### Problem requirements
Provide an exact copy of the data, excluding the images.

##### Material for this exercise

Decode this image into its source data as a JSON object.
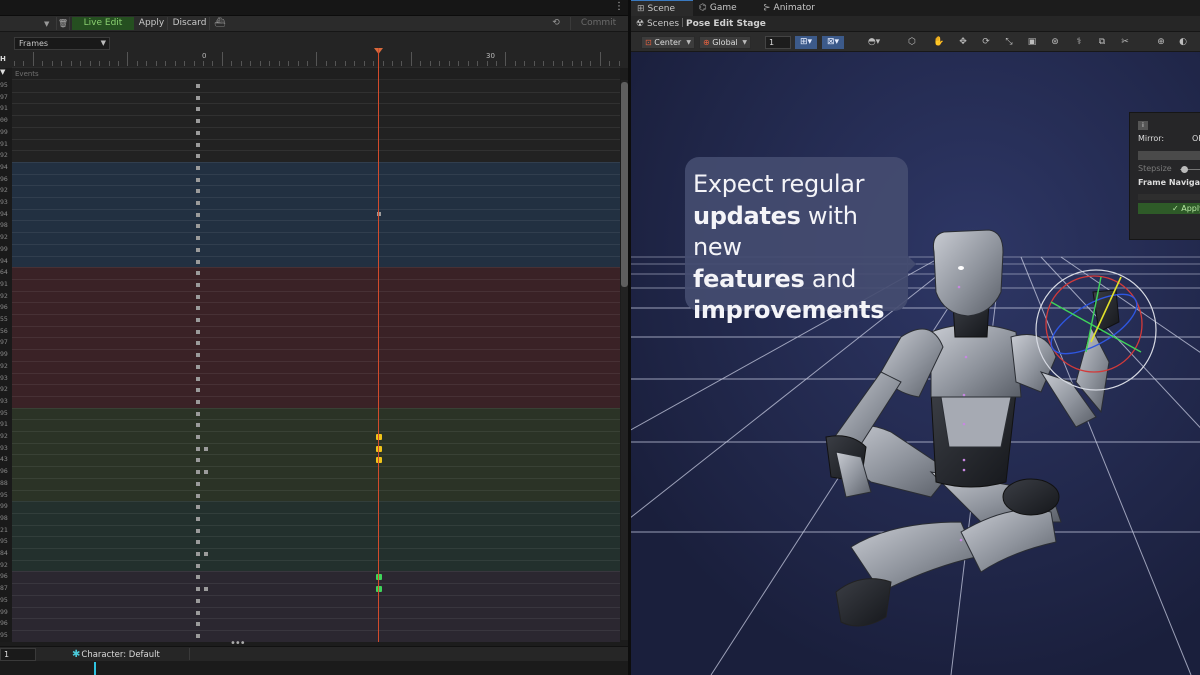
{
  "left_toolbar": {
    "live_edit": "Live Edit",
    "apply": "Apply",
    "discard": "Discard",
    "commit": "Commit"
  },
  "timeline": {
    "units_dropdown": "Frames",
    "ruler_labels": [
      "0",
      "30"
    ],
    "events_label": "Events",
    "row_numbers": [
      "95",
      "97",
      "91",
      "00",
      "99",
      "91",
      "92",
      "94",
      "96",
      "92",
      "93",
      "94",
      "98",
      "92",
      "99",
      "94",
      "64",
      "91",
      "92",
      "96",
      "55",
      "56",
      "97",
      "99",
      "92",
      "93",
      "92",
      "93",
      "95",
      "91",
      "92",
      "93",
      "43",
      "96",
      "88",
      "95",
      "99",
      "98",
      "21",
      "95",
      "84",
      "92",
      "96",
      "87",
      "95",
      "99",
      "96",
      "95"
    ],
    "current_frame": "1",
    "character_label": "Character: Default",
    "bands": [
      {
        "color": "#222222"
      },
      {
        "color": "#223041"
      },
      {
        "color": "#3a2226"
      },
      {
        "color": "#2b3326"
      },
      {
        "color": "#23302d"
      },
      {
        "color": "#2b2730"
      }
    ],
    "keyframe_colors": {
      "default": "#9b9b9b",
      "yellow": "#f0c419",
      "green": "#3fd45a"
    },
    "playhead_color": "#d24b2c"
  },
  "scene_tabs": {
    "tabs": [
      "Scene",
      "Game",
      "Animator"
    ],
    "active": "Scene"
  },
  "breadcrumbs": {
    "root": "Scenes",
    "current": "Pose Edit Stage"
  },
  "scene_toolbar": {
    "pivot": "Center",
    "space": "Global",
    "snap_value": "1"
  },
  "overlay_panel": {
    "toggle": "i",
    "mirror_label": "Mirror:",
    "mirror_value": "OF",
    "stepsize_label": "Stepsize",
    "frame_nav_label": "Frame Navigat",
    "apply_label": "✓ Apply"
  },
  "callout": {
    "line1_a": "Expect regular",
    "line2_b": "updates",
    "line2_a": " with new",
    "line3_b": "features",
    "line3_a": " and",
    "line4_b": "improvements"
  },
  "colors": {
    "viewport_bg": "#1c2140",
    "live_edit_bg": "#254f20",
    "tab_accent": "#3a79bf"
  }
}
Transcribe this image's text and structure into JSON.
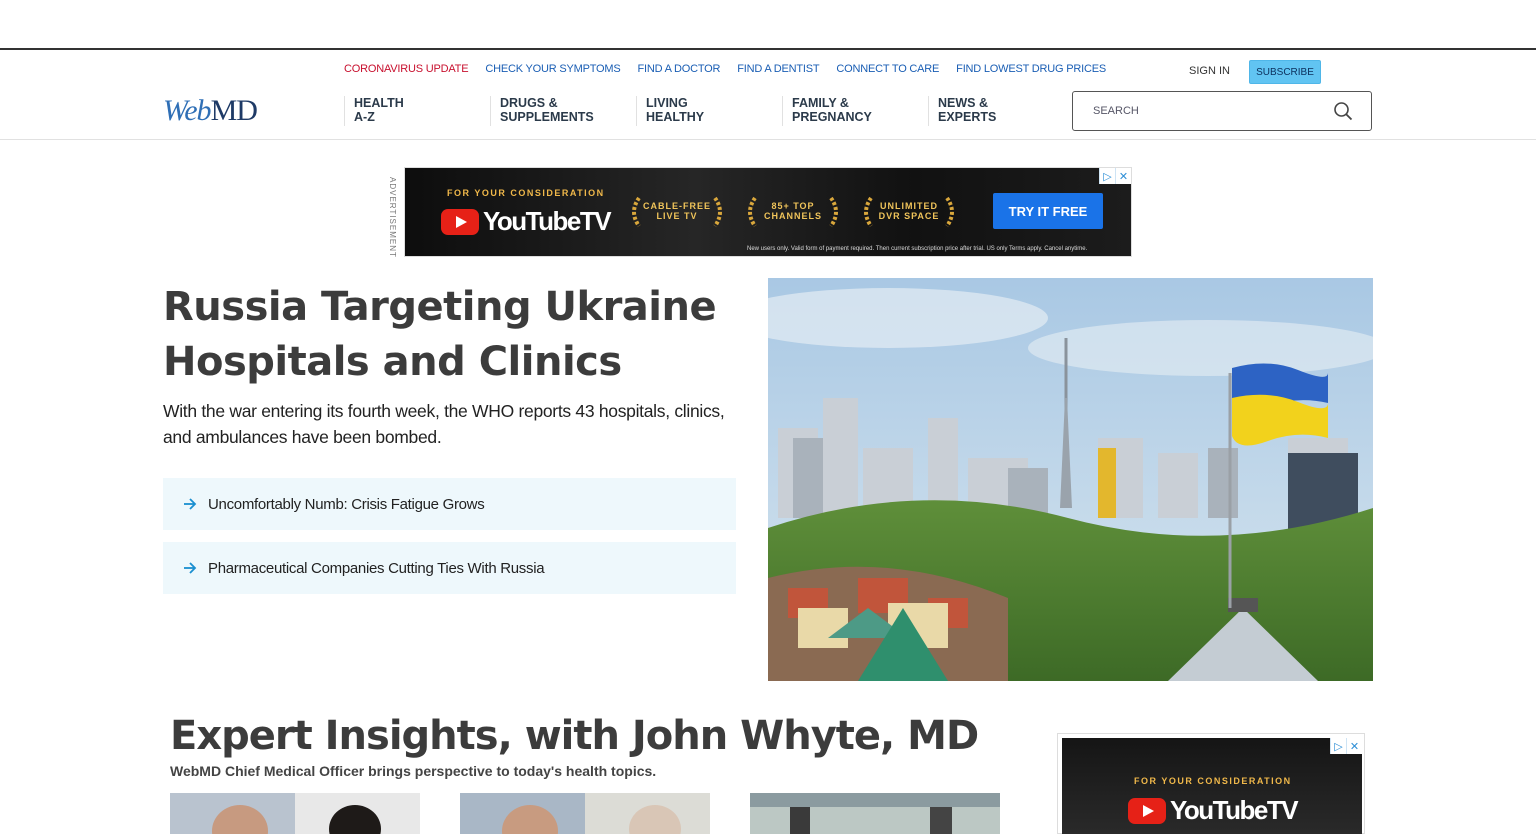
{
  "utility_links": [
    {
      "label": "CORONAVIRUS UPDATE",
      "alert": true
    },
    {
      "label": "CHECK YOUR SYMPTOMS"
    },
    {
      "label": "FIND A DOCTOR"
    },
    {
      "label": "FIND A DENTIST"
    },
    {
      "label": "CONNECT TO CARE"
    },
    {
      "label": "FIND LOWEST DRUG PRICES"
    }
  ],
  "account": {
    "signin": "SIGN IN",
    "subscribe": "SUBSCRIBE"
  },
  "logo": {
    "web": "Web",
    "md": "MD"
  },
  "nav": [
    {
      "line1": "HEALTH",
      "line2": "A-Z"
    },
    {
      "line1": "DRUGS &",
      "line2": "SUPPLEMENTS"
    },
    {
      "line1": "LIVING",
      "line2": "HEALTHY"
    },
    {
      "line1": "FAMILY &",
      "line2": "PREGNANCY"
    },
    {
      "line1": "NEWS &",
      "line2": "EXPERTS"
    }
  ],
  "search": {
    "placeholder": "SEARCH"
  },
  "ad_top": {
    "label": "ADVERTISEMENT",
    "consider": "FOR YOUR CONSIDERATION",
    "brand": "YouTubeTV",
    "badges": [
      "CABLE-FREE LIVE TV",
      "85+ TOP CHANNELS",
      "UNLIMITED DVR SPACE"
    ],
    "cta": "TRY IT FREE",
    "fine_print": "New users only. Valid form of payment required. Then current subscription price after trial. US only Terms apply. Cancel anytime.",
    "adchoice_play": "▷",
    "adchoice_close": "✕"
  },
  "feature": {
    "headline": "Russia Targeting Ukraine Hospitals and Clinics",
    "dek": "With the war entering its fourth week, the WHO reports 43 hospitals, clinics, and ambulances have been bombed.",
    "related": [
      "Uncomfortably Numb: Crisis Fatigue Grows",
      "Pharmaceutical Companies Cutting Ties With Russia"
    ]
  },
  "expert": {
    "title": "Expert Insights, with John Whyte, MD",
    "subtitle": "WebMD Chief Medical Officer brings perspective to today's health topics."
  },
  "ad_side": {
    "consider": "FOR YOUR CONSIDERATION",
    "brand": "YouTubeTV",
    "adchoice_play": "▷",
    "adchoice_close": "✕"
  },
  "colors": {
    "link": "#1a5eb4",
    "alert": "#c8102e",
    "subscribe": "#61c4f2",
    "related_bg": "#eef8fc",
    "arrow": "#1a8fd0"
  }
}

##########

### Response to the task
Decode this image into its source data as a JSON object.
{
  "left_toolbar": {
    "live_edit": "Live Edit",
    "apply": "Apply",
    "discard": "Discard",
    "commit": "Commit"
  },
  "timeline": {
    "units_dropdown": "Frames",
    "ruler_labels": [
      "0",
      "30"
    ],
    "events_label": "Events",
    "row_numbers": [
      "95",
      "97",
      "91",
      "00",
      "99",
      "91",
      "92",
      "94",
      "96",
      "92",
      "93",
      "94",
      "98",
      "92",
      "99",
      "94",
      "64",
      "91",
      "92",
      "96",
      "55",
      "56",
      "97",
      "99",
      "92",
      "93",
      "92",
      "93",
      "95",
      "91",
      "92",
      "93",
      "43",
      "96",
      "88",
      "95",
      "99",
      "98",
      "21",
      "95",
      "84",
      "92",
      "96",
      "87",
      "95",
      "99",
      "96",
      "95"
    ],
    "current_frame": "1",
    "character_label": "Character: Default",
    "bands": [
      {
        "color": "#222222"
      },
      {
        "color": "#223041"
      },
      {
        "color": "#3a2226"
      },
      {
        "color": "#2b3326"
      },
      {
        "color": "#23302d"
      },
      {
        "color": "#2b2730"
      }
    ],
    "keyframe_colors": {
      "default": "#9b9b9b",
      "yellow": "#f0c419",
      "green": "#3fd45a"
    },
    "playhead_color": "#d24b2c"
  },
  "scene_tabs": {
    "tabs": [
      "Scene",
      "Game",
      "Animator"
    ],
    "active": "Scene"
  },
  "breadcrumbs": {
    "root": "Scenes",
    "current": "Pose Edit Stage"
  },
  "scene_toolbar": {
    "pivot": "Center",
    "space": "Global",
    "snap_value": "1"
  },
  "overlay_panel": {
    "toggle": "i",
    "mirror_label": "Mirror:",
    "mirror_value": "OF",
    "stepsize_label": "Stepsize",
    "frame_nav_label": "Frame Navigat",
    "apply_label": "✓ Apply"
  },
  "callout": {
    "line1_a": "Expect regular",
    "line2_b": "updates",
    "line2_a": " with new",
    "line3_b": "features",
    "line3_a": " and",
    "line4_b": "improvements"
  },
  "colors": {
    "viewport_bg": "#1c2140",
    "live_edit_bg": "#254f20",
    "tab_accent": "#3a79bf"
  }
}
Transcribe this image's text and structure into JSON.
{
  "utility_links": [
    {
      "label": "CORONAVIRUS UPDATE",
      "alert": true
    },
    {
      "label": "CHECK YOUR SYMPTOMS"
    },
    {
      "label": "FIND A DOCTOR"
    },
    {
      "label": "FIND A DENTIST"
    },
    {
      "label": "CONNECT TO CARE"
    },
    {
      "label": "FIND LOWEST DRUG PRICES"
    }
  ],
  "account": {
    "signin": "SIGN IN",
    "subscribe": "SUBSCRIBE"
  },
  "logo": {
    "web": "Web",
    "md": "MD"
  },
  "nav": [
    {
      "line1": "HEALTH",
      "line2": "A-Z"
    },
    {
      "line1": "DRUGS &",
      "line2": "SUPPLEMENTS"
    },
    {
      "line1": "LIVING",
      "line2": "HEALTHY"
    },
    {
      "line1": "FAMILY &",
      "line2": "PREGNANCY"
    },
    {
      "line1": "NEWS &",
      "line2": "EXPERTS"
    }
  ],
  "search": {
    "placeholder": "SEARCH"
  },
  "ad_top": {
    "label": "ADVERTISEMENT",
    "consider": "FOR YOUR CONSIDERATION",
    "brand": "YouTubeTV",
    "badges": [
      "CABLE-FREE LIVE TV",
      "85+ TOP CHANNELS",
      "UNLIMITED DVR SPACE"
    ],
    "cta": "TRY IT FREE",
    "fine_print": "New users only. Valid form of payment required. Then current subscription price after trial. US only Terms apply. Cancel anytime.",
    "adchoice_play": "▷",
    "adchoice_close": "✕"
  },
  "feature": {
    "headline": "Russia Targeting Ukraine Hospitals and Clinics",
    "dek": "With the war entering its fourth week, the WHO reports 43 hospitals, clinics, and ambulances have been bombed.",
    "related": [
      "Uncomfortably Numb: Crisis Fatigue Grows",
      "Pharmaceutical Companies Cutting Ties With Russia"
    ]
  },
  "expert": {
    "title": "Expert Insights, with John Whyte, MD",
    "subtitle": "WebMD Chief Medical Officer brings perspective to today's health topics."
  },
  "ad_side": {
    "consider": "FOR YOUR CONSIDERATION",
    "brand": "YouTubeTV",
    "adchoice_play": "▷",
    "adchoice_close": "✕"
  },
  "colors": {
    "link": "#1a5eb4",
    "alert": "#c8102e",
    "subscribe": "#61c4f2",
    "related_bg": "#eef8fc",
    "arrow": "#1a8fd0"
  }
}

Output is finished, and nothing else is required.